Action item:
Please output every entry below exactly as written, leaving out any pictures.

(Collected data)
━━━━━━━━━━━━━━━━━━━━

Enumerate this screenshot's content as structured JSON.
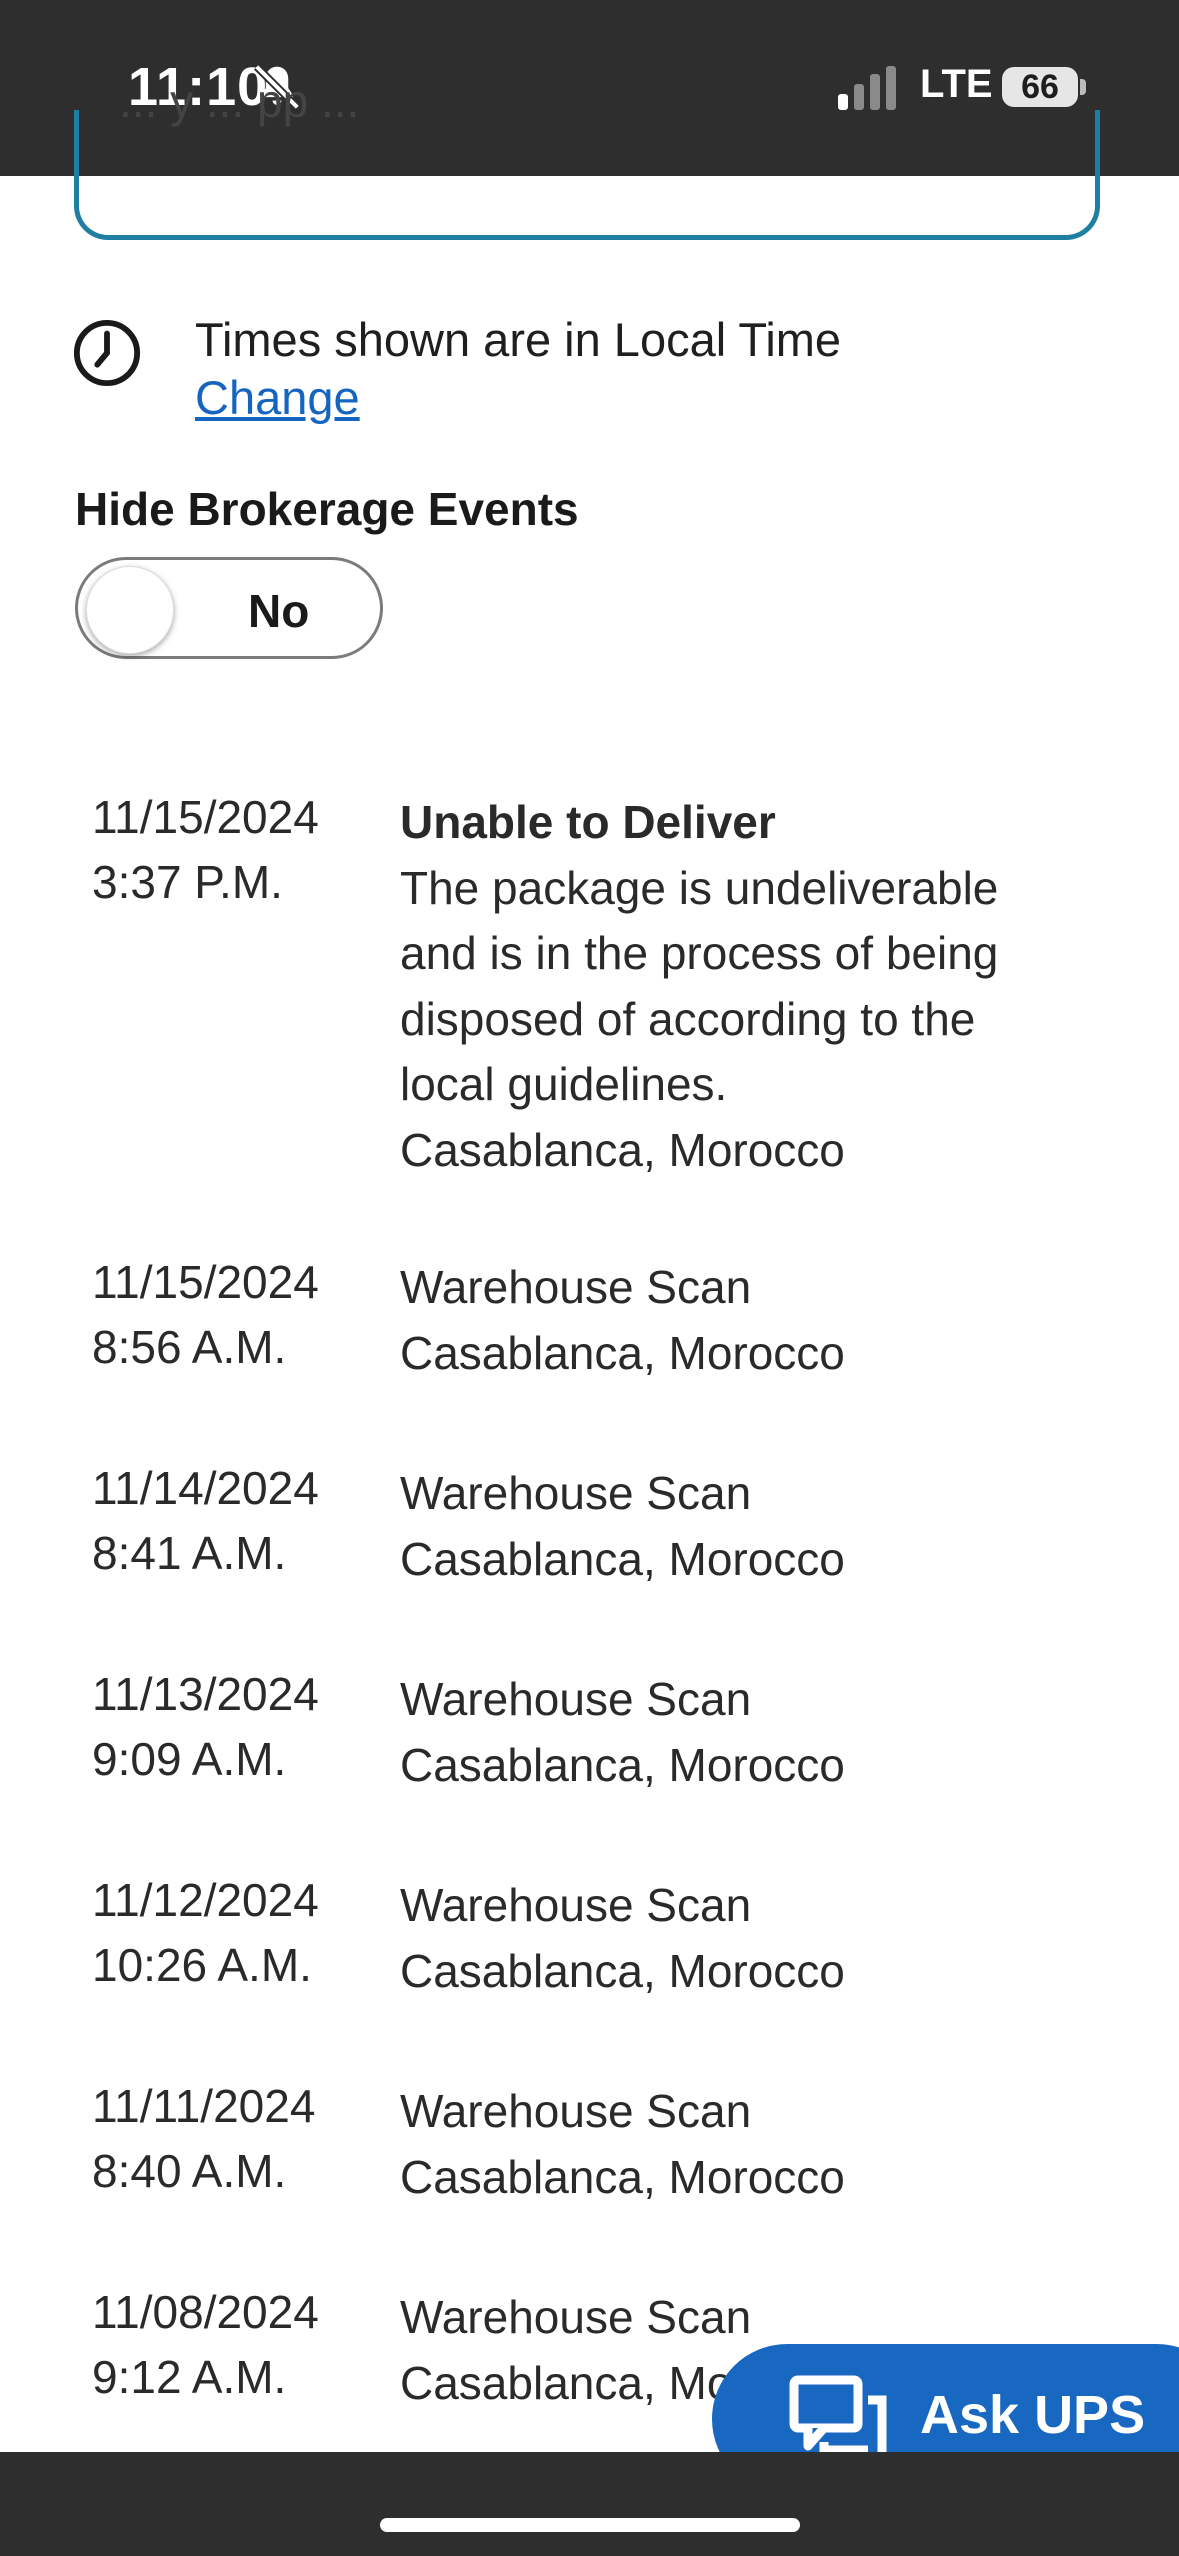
{
  "status_bar": {
    "time": "11:10",
    "network": "LTE",
    "battery": "66"
  },
  "top_card": {
    "partial_text": "... y ... pp ..."
  },
  "time_settings": {
    "note": "Times shown are in Local Time",
    "change_link": "Change"
  },
  "brokerage": {
    "heading": "Hide Brokerage Events",
    "toggle_label": "No"
  },
  "events": [
    {
      "date": "11/15/2024",
      "time": "3:37 P.M.",
      "title": "Unable to Deliver",
      "description": "The package is undeliverable and is in the process of being disposed of according to the local guidelines.",
      "location": "Casablanca, Morocco"
    },
    {
      "date": "11/15/2024",
      "time": "8:56 A.M.",
      "title": "Warehouse Scan",
      "location": "Casablanca, Morocco"
    },
    {
      "date": "11/14/2024",
      "time": "8:41 A.M.",
      "title": "Warehouse Scan",
      "location": "Casablanca, Morocco"
    },
    {
      "date": "11/13/2024",
      "time": "9:09 A.M.",
      "title": "Warehouse Scan",
      "location": "Casablanca, Morocco"
    },
    {
      "date": "11/12/2024",
      "time": "10:26 A.M.",
      "title": "Warehouse Scan",
      "location": "Casablanca, Morocco"
    },
    {
      "date": "11/11/2024",
      "time": "8:40 A.M.",
      "title": "Warehouse Scan",
      "location": "Casablanca, Morocco"
    },
    {
      "date": "11/08/2024",
      "time": "9:12 A.M.",
      "title": "Warehouse Scan",
      "location": "Casablanca, Morocco"
    }
  ],
  "ask_ups": {
    "label": "Ask UPS",
    "icon": "chat-icon"
  },
  "colors": {
    "link": "#1565c0",
    "card_border": "#1f7fa3",
    "ask_button": "#1867c0"
  }
}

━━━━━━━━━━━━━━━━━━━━

Written solution:
Enumerate this screenshot's content as structured JSON.
{
  "status_bar": {
    "time": "11:10",
    "network": "LTE",
    "battery": "66"
  },
  "top_card": {
    "partial_text": "... y ... pp ..."
  },
  "time_settings": {
    "note": "Times shown are in Local Time",
    "change_link": "Change"
  },
  "brokerage": {
    "heading": "Hide Brokerage Events",
    "toggle_label": "No"
  },
  "events": [
    {
      "date": "11/15/2024",
      "time": "3:37 P.M.",
      "title": "Unable to Deliver",
      "description": "The package is undeliverable and is in the process of being disposed of according to the local guidelines.",
      "location": "Casablanca, Morocco"
    },
    {
      "date": "11/15/2024",
      "time": "8:56 A.M.",
      "title": "Warehouse Scan",
      "location": "Casablanca, Morocco"
    },
    {
      "date": "11/14/2024",
      "time": "8:41 A.M.",
      "title": "Warehouse Scan",
      "location": "Casablanca, Morocco"
    },
    {
      "date": "11/13/2024",
      "time": "9:09 A.M.",
      "title": "Warehouse Scan",
      "location": "Casablanca, Morocco"
    },
    {
      "date": "11/12/2024",
      "time": "10:26 A.M.",
      "title": "Warehouse Scan",
      "location": "Casablanca, Morocco"
    },
    {
      "date": "11/11/2024",
      "time": "8:40 A.M.",
      "title": "Warehouse Scan",
      "location": "Casablanca, Morocco"
    },
    {
      "date": "11/08/2024",
      "time": "9:12 A.M.",
      "title": "Warehouse Scan",
      "location": "Casablanca, Morocco"
    }
  ],
  "ask_ups": {
    "label": "Ask UPS",
    "icon": "chat-icon"
  },
  "colors": {
    "link": "#1565c0",
    "card_border": "#1f7fa3",
    "ask_button": "#1867c0"
  }
}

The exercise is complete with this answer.